Work item: The line with "What's the underlying" marks where to begin. Please copy it and each line after it to the end of the records below, exactly.

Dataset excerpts
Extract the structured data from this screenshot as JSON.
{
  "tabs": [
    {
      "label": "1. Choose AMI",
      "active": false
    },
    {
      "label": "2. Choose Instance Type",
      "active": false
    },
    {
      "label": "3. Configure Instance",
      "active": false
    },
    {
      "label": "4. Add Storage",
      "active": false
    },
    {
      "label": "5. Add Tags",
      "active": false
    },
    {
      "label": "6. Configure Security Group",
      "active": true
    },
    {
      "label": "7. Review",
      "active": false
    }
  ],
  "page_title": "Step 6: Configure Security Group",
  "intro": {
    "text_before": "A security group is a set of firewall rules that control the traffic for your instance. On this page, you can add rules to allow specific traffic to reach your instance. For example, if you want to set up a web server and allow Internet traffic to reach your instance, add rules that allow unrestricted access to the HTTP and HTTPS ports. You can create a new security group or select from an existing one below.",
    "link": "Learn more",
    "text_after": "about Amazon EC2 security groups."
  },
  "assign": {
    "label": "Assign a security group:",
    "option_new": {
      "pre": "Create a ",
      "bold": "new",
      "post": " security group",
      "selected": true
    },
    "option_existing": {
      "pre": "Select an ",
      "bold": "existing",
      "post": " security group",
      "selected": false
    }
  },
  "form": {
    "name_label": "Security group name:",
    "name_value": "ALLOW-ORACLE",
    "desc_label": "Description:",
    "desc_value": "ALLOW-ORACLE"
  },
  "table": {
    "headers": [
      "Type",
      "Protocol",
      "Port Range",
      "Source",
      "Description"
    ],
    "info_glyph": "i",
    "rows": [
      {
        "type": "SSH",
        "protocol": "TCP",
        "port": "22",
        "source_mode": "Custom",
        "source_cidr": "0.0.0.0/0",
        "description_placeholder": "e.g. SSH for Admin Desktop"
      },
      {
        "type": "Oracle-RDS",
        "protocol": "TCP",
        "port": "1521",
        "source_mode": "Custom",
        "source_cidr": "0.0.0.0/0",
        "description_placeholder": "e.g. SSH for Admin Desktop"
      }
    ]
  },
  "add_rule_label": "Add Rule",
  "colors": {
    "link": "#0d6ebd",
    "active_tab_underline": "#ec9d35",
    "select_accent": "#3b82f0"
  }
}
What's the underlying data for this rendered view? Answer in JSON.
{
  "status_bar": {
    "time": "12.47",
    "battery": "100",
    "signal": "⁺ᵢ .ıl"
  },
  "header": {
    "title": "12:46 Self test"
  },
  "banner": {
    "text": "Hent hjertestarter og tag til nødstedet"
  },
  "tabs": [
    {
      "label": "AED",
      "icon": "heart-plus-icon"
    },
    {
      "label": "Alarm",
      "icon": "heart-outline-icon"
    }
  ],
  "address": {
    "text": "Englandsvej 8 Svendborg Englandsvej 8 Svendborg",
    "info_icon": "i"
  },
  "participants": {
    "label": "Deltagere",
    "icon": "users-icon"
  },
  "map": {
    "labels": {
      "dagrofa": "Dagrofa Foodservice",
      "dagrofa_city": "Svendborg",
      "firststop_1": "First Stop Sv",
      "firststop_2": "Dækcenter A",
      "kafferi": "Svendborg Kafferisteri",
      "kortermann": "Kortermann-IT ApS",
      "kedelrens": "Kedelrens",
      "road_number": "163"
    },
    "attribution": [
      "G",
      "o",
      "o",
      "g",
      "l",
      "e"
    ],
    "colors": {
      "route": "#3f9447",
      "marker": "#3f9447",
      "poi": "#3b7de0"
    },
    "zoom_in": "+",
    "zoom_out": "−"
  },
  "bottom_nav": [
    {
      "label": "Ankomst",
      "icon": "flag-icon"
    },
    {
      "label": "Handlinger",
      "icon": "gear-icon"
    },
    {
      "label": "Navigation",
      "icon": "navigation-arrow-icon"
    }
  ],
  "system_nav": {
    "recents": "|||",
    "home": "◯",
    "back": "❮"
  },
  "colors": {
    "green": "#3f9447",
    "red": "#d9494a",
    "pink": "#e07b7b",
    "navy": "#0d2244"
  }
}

Answer section:
What's the underlying data for this rendered view? Answer in JSON.
{
  "status_bar": {
    "time": "12.47",
    "battery": "100",
    "signal": "⁺ᵢ .ıl"
  },
  "header": {
    "title": "12:46 Self test"
  },
  "banner": {
    "text": "Hent hjertestarter og tag til nødstedet"
  },
  "tabs": [
    {
      "label": "AED",
      "icon": "heart-plus-icon"
    },
    {
      "label": "Alarm",
      "icon": "heart-outline-icon"
    }
  ],
  "address": {
    "text": "Englandsvej 8 Svendborg Englandsvej 8 Svendborg",
    "info_icon": "i"
  },
  "participants": {
    "label": "Deltagere",
    "icon": "users-icon"
  },
  "map": {
    "labels": {
      "dagrofa": "Dagrofa Foodservice",
      "dagrofa_city": "Svendborg",
      "firststop_1": "First Stop Sv",
      "firststop_2": "Dækcenter A",
      "kafferi": "Svendborg Kafferisteri",
      "kortermann": "Kortermann-IT ApS",
      "kedelrens": "Kedelrens",
      "road_number": "163"
    },
    "attribution": [
      "G",
      "o",
      "o",
      "g",
      "l",
      "e"
    ],
    "colors": {
      "route": "#3f9447",
      "marker": "#3f9447",
      "poi": "#3b7de0"
    },
    "zoom_in": "+",
    "zoom_out": "−"
  },
  "bottom_nav": [
    {
      "label": "Ankomst",
      "icon": "flag-icon"
    },
    {
      "label": "Handlinger",
      "icon": "gear-icon"
    },
    {
      "label": "Navigation",
      "icon": "navigation-arrow-icon"
    }
  ],
  "system_nav": {
    "recents": "|||",
    "home": "◯",
    "back": "❮"
  },
  "colors": {
    "green": "#3f9447",
    "red": "#d9494a",
    "pink": "#e07b7b",
    "navy": "#0d2244"
  }
}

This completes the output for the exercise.